The aim of this study was to investigate the effect of the in-patient chest physiotherapy (ICP) in patients with lung cancer. Eighteen patients with stage IIIA, IIIB, or IV lung cancer (3 females and 15 males) were included. The demographic characteristics and the clinical history of the patients were recorded. Pain (visual analog scale), pulmonary function (pulmonary function test), functional capacity (6-min walking test, Karnofsky performance status (KPS) scale), and health-related quality of life (Nottingham Health Profile (NHP)) parameters were evaluated. The ICP program, including breathing control, breathing exercises, relaxation training, upper and lower extremity exercises, mobilization, and transcutaneous nerve stimulation, was designed to meet each patient’s individual needs. After the exercise program, there was a significant decrease in the severity of the dyspnea, fatigue, and pain symptoms (p < 0.05), improvement in the physical mobility, pain, energy, emotional status and sleep subcategories of the NHP (p < or = 0.05), and increase in the 6-min walking distance (75 +/- 15.95 m, p = 0.003). However, pulmonary function test results and KPS scores did not show statistically significant changes (p > 0.05).

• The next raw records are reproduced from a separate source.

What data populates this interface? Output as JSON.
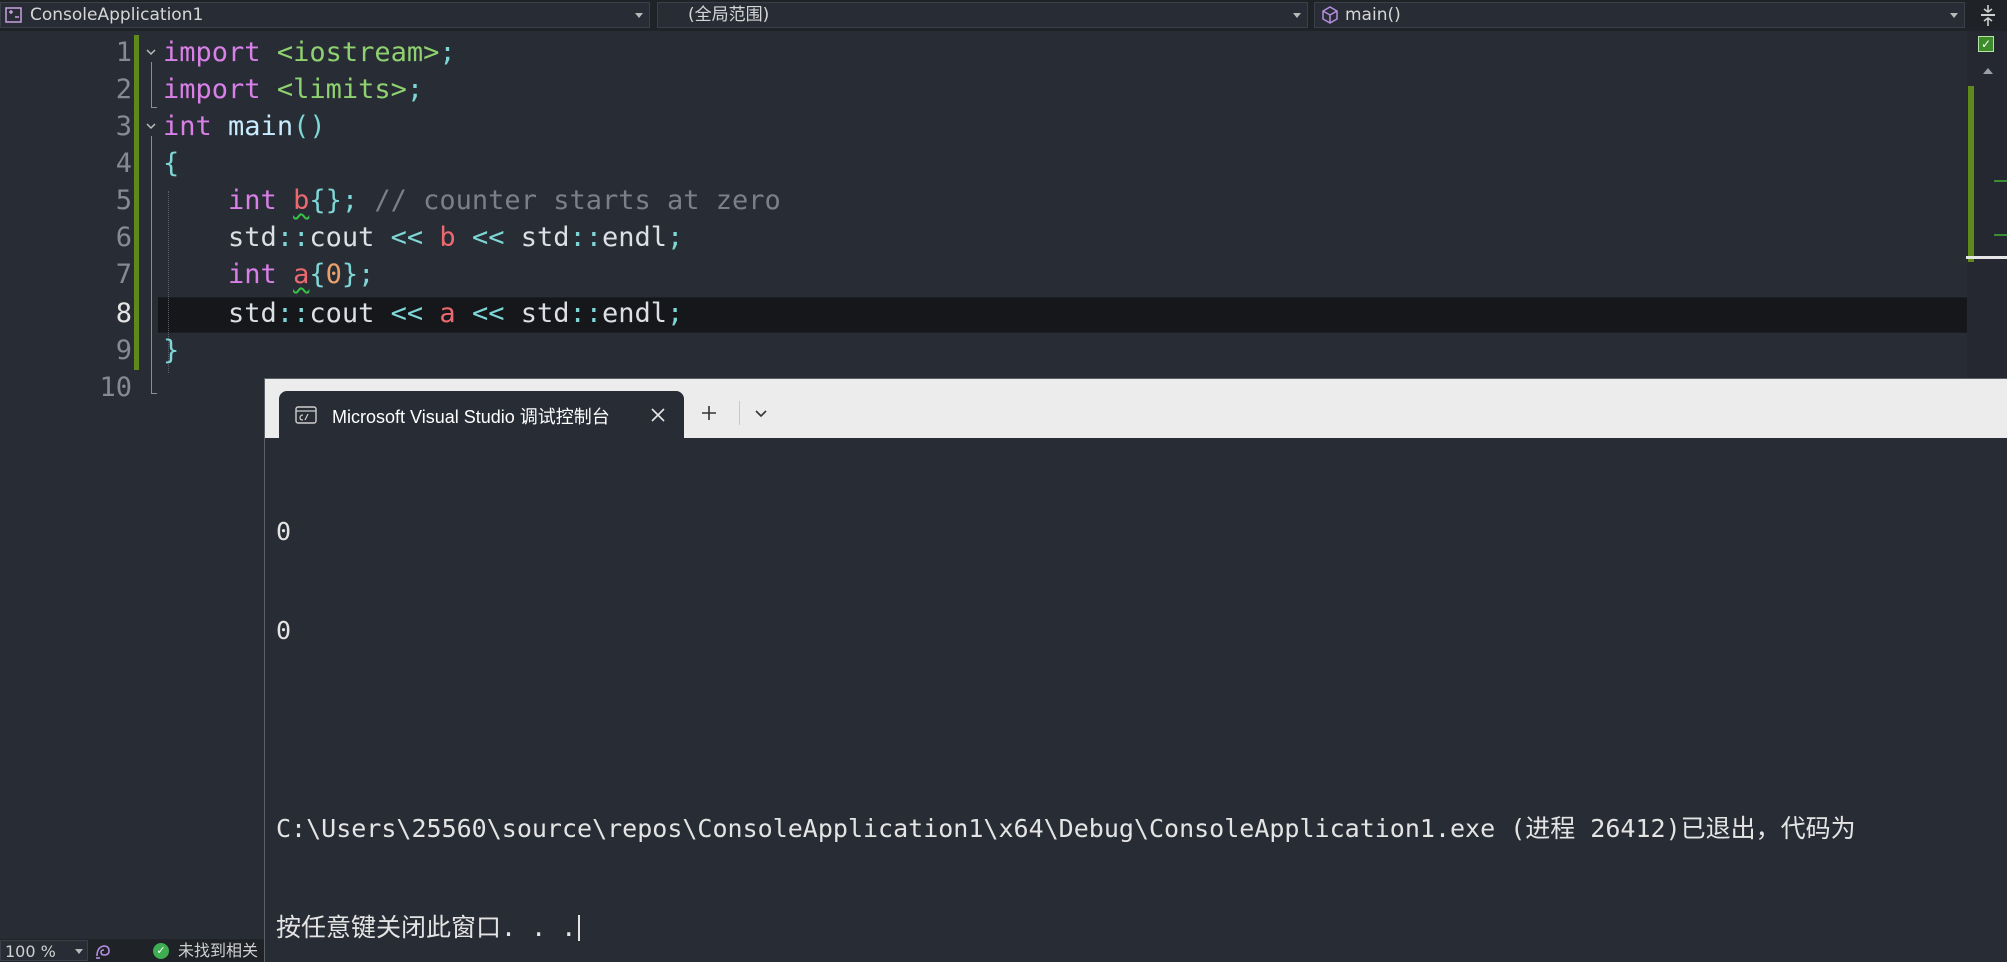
{
  "nav": {
    "project": "ConsoleApplication1",
    "scope": "(全局范围)",
    "member": "main()"
  },
  "editor": {
    "line_numbers": [
      "1",
      "2",
      "3",
      "4",
      "5",
      "6",
      "7",
      "8",
      "9",
      "10"
    ],
    "current_line": "8",
    "lines": {
      "l1": {
        "kw": "import",
        "hdr": "<iostream>",
        "semi": ";"
      },
      "l2": {
        "kw": "import",
        "hdr": "<limits>",
        "semi": ";"
      },
      "l3": {
        "kw": "int",
        "fn": "main",
        "parens": "()"
      },
      "l4": {
        "brace": "{"
      },
      "l5": {
        "kw": "int",
        "var": "b",
        "init": "{}",
        "semi": ";",
        "comment": "// counter starts at zero"
      },
      "l6": {
        "std1": "std",
        "sep1": "::",
        "cout": "cout",
        "op1": "<<",
        "var": "b",
        "op2": "<<",
        "std2": "std",
        "sep2": "::",
        "endl": "endl",
        "semi": ";"
      },
      "l7": {
        "kw": "int",
        "var": "a",
        "open": "{",
        "num": "0",
        "close": "}",
        "semi": ";"
      },
      "l8": {
        "std1": "std",
        "sep1": "::",
        "cout": "cout",
        "op1": "<<",
        "var": "a",
        "op2": "<<",
        "std2": "std",
        "sep2": "::",
        "endl": "endl",
        "semi": ";"
      },
      "l9": {
        "brace": "}"
      }
    }
  },
  "statusbar": {
    "zoom": "100 %",
    "issues": "未找到相关"
  },
  "console": {
    "tab_title": "Microsoft Visual Studio 调试控制台",
    "output": [
      "0",
      "0",
      "",
      "C:\\Users\\25560\\source\\repos\\ConsoleApplication1\\x64\\Debug\\ConsoleApplication1.exe (进程 26412)已退出，代码为",
      "按任意键关闭此窗口. . ."
    ]
  },
  "colors": {
    "editor_bg": "#282c34",
    "keyword": "#d980e8",
    "header_string": "#8fd170",
    "variable": "#ec6a6f",
    "number": "#e7a36b",
    "comment": "#7b8088",
    "change_bar": "#5f8a1b"
  }
}
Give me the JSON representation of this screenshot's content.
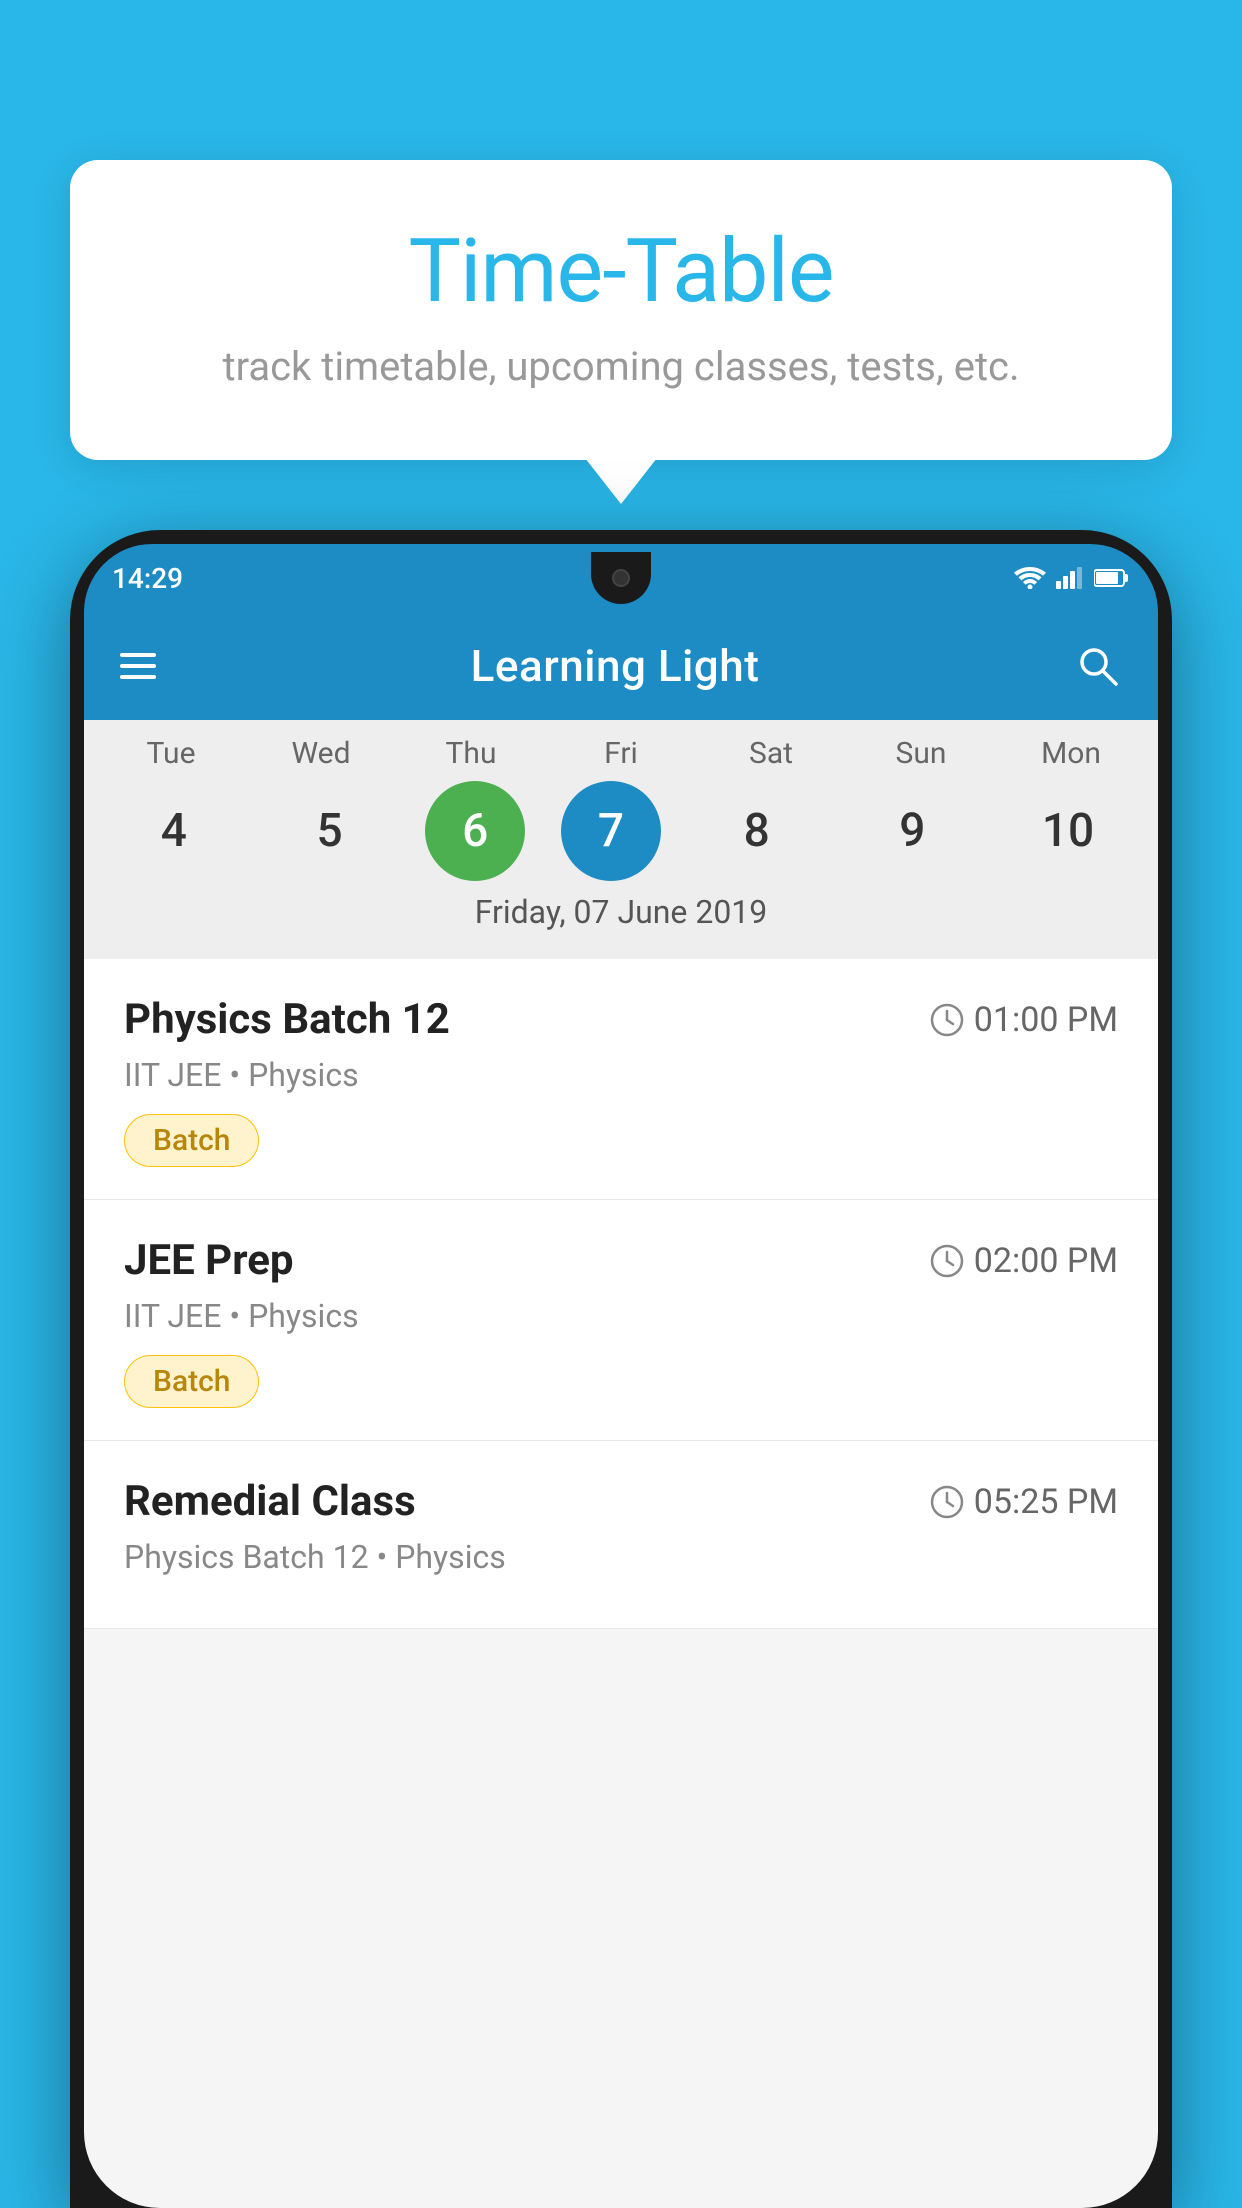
{
  "background_color": "#29b6e8",
  "tooltip": {
    "title": "Time-Table",
    "subtitle": "track timetable, upcoming classes, tests, etc."
  },
  "phone": {
    "status_bar": {
      "time": "14:29"
    },
    "app_bar": {
      "title": "Learning Light",
      "menu_icon": "hamburger-icon",
      "search_icon": "search-icon"
    },
    "calendar": {
      "days": [
        {
          "label": "Tue",
          "number": "4"
        },
        {
          "label": "Wed",
          "number": "5"
        },
        {
          "label": "Thu",
          "number": "6",
          "state": "today"
        },
        {
          "label": "Fri",
          "number": "7",
          "state": "selected"
        },
        {
          "label": "Sat",
          "number": "8"
        },
        {
          "label": "Sun",
          "number": "9"
        },
        {
          "label": "Mon",
          "number": "10"
        }
      ],
      "selected_date_label": "Friday, 07 June 2019"
    },
    "schedule": [
      {
        "title": "Physics Batch 12",
        "time": "01:00 PM",
        "subtitle": "IIT JEE • Physics",
        "badge": "Batch"
      },
      {
        "title": "JEE Prep",
        "time": "02:00 PM",
        "subtitle": "IIT JEE • Physics",
        "badge": "Batch"
      },
      {
        "title": "Remedial Class",
        "time": "05:25 PM",
        "subtitle": "Physics Batch 12 • Physics",
        "badge": null
      }
    ]
  }
}
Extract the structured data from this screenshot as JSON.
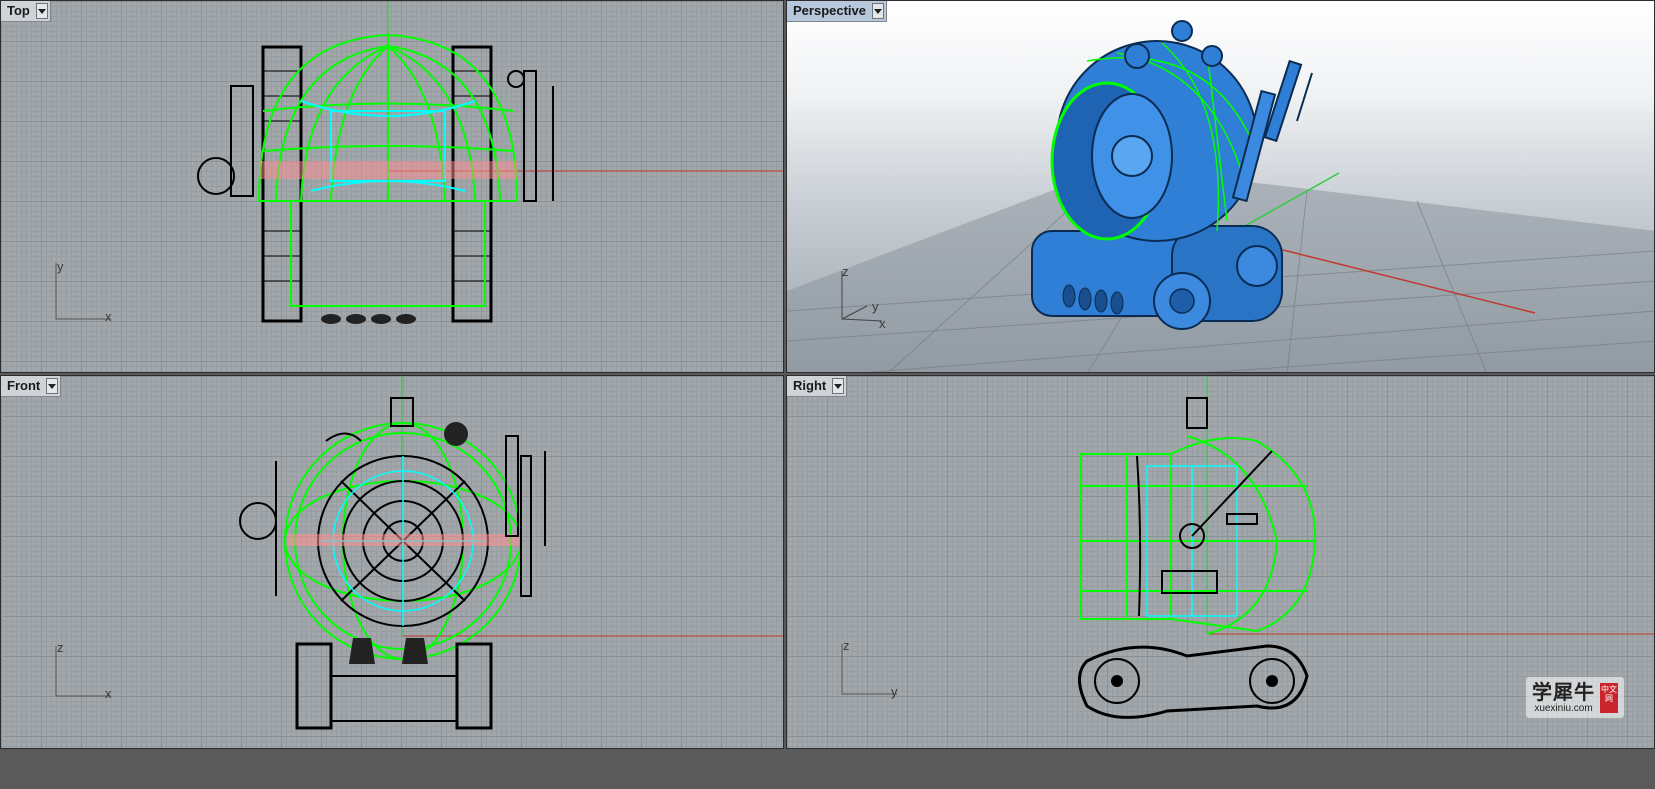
{
  "viewports": {
    "top": {
      "title": "Top",
      "axis_h": "x",
      "axis_v": "y",
      "active": false
    },
    "persp": {
      "title": "Perspective",
      "axis_h": "x",
      "axis_v": "z",
      "axis_d": "y",
      "active": true
    },
    "front": {
      "title": "Front",
      "axis_h": "x",
      "axis_v": "z",
      "active": false
    },
    "right": {
      "title": "Right",
      "axis_h": "y",
      "axis_v": "z",
      "active": false
    }
  },
  "icons": {
    "viewport_menu": "dropdown-arrow-icon"
  },
  "colors": {
    "wire_selected": "#00ff00",
    "wire_default": "#000000",
    "wire_highlight": "#00ffff",
    "x_axis": "#c0392b",
    "y_axis": "#2ecc40",
    "render_blue": "#2f7fd6",
    "grid_bg": "#a2a7ab"
  },
  "watermark": {
    "cn": "学犀牛",
    "url": "xuexiniu.com",
    "seal": "中文网"
  }
}
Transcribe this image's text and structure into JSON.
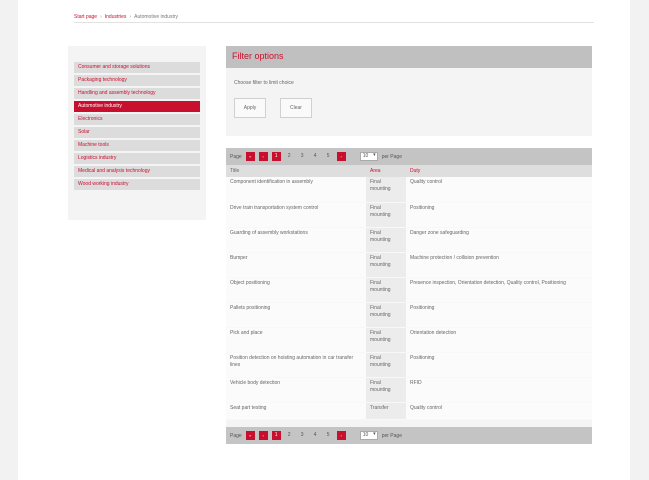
{
  "breadcrumb": {
    "items": [
      "Start page",
      "Industries",
      "Automotive industry"
    ]
  },
  "sidebar": {
    "items": [
      {
        "label": "Consumer and storage solutions"
      },
      {
        "label": "Packaging technology"
      },
      {
        "label": "Handling and assembly technology"
      },
      {
        "label": "Automotive industry"
      },
      {
        "label": "Electronics"
      },
      {
        "label": "Solar"
      },
      {
        "label": "Machine tools"
      },
      {
        "label": "Logistics industry"
      },
      {
        "label": "Medical and analysis technology"
      },
      {
        "label": "Wood working industry"
      }
    ]
  },
  "filter": {
    "title": "Filter options",
    "instruction": "Choose filter to limit choice",
    "apply_label": "Apply",
    "clear_label": "Clear"
  },
  "pager": {
    "page_label": "Page",
    "first": "«",
    "prev": "‹",
    "next": "›",
    "pages": [
      "1",
      "2",
      "3",
      "4",
      "5"
    ],
    "per_page_value": "10",
    "per_page_label": "per Page"
  },
  "table": {
    "headers": [
      "Title",
      "Area",
      "Duty"
    ],
    "rows": [
      [
        "Component identification in assembly",
        "Final mounting",
        "Quality control"
      ],
      [
        "Drive train transportation system control",
        "Final mounting",
        "Positioning"
      ],
      [
        "Guarding of assembly workstations",
        "Final mounting",
        "Danger zone safeguarding"
      ],
      [
        "Bumper",
        "Final mounting",
        "Machine protection / collision prevention"
      ],
      [
        "Object positioning",
        "Final mounting",
        "Presence inspection, Orientation detection, Quality control, Positioning"
      ],
      [
        "Pallets positioning",
        "Final mounting",
        "Positioning"
      ],
      [
        "Pick and place",
        "Final mounting",
        "Orientation detection"
      ],
      [
        "Position detection on hoisting automation in car transfer lines",
        "Final mounting",
        "Positioning"
      ],
      [
        "Vehicle body detection",
        "Final mounting",
        "RFID"
      ],
      [
        "Seat part testing",
        "Transfer",
        "Quality control"
      ]
    ]
  }
}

ICP programs may be beneficial to lung cancer patients by reducing respiratory symptoms, pain, and improving health-related quality of life and exercise capacity. For this reason, the results of this study suggest that ICP programs, which are prepared by taking the individual requirements of lung cancer patients, should be placed in the treatment of the lung cancer.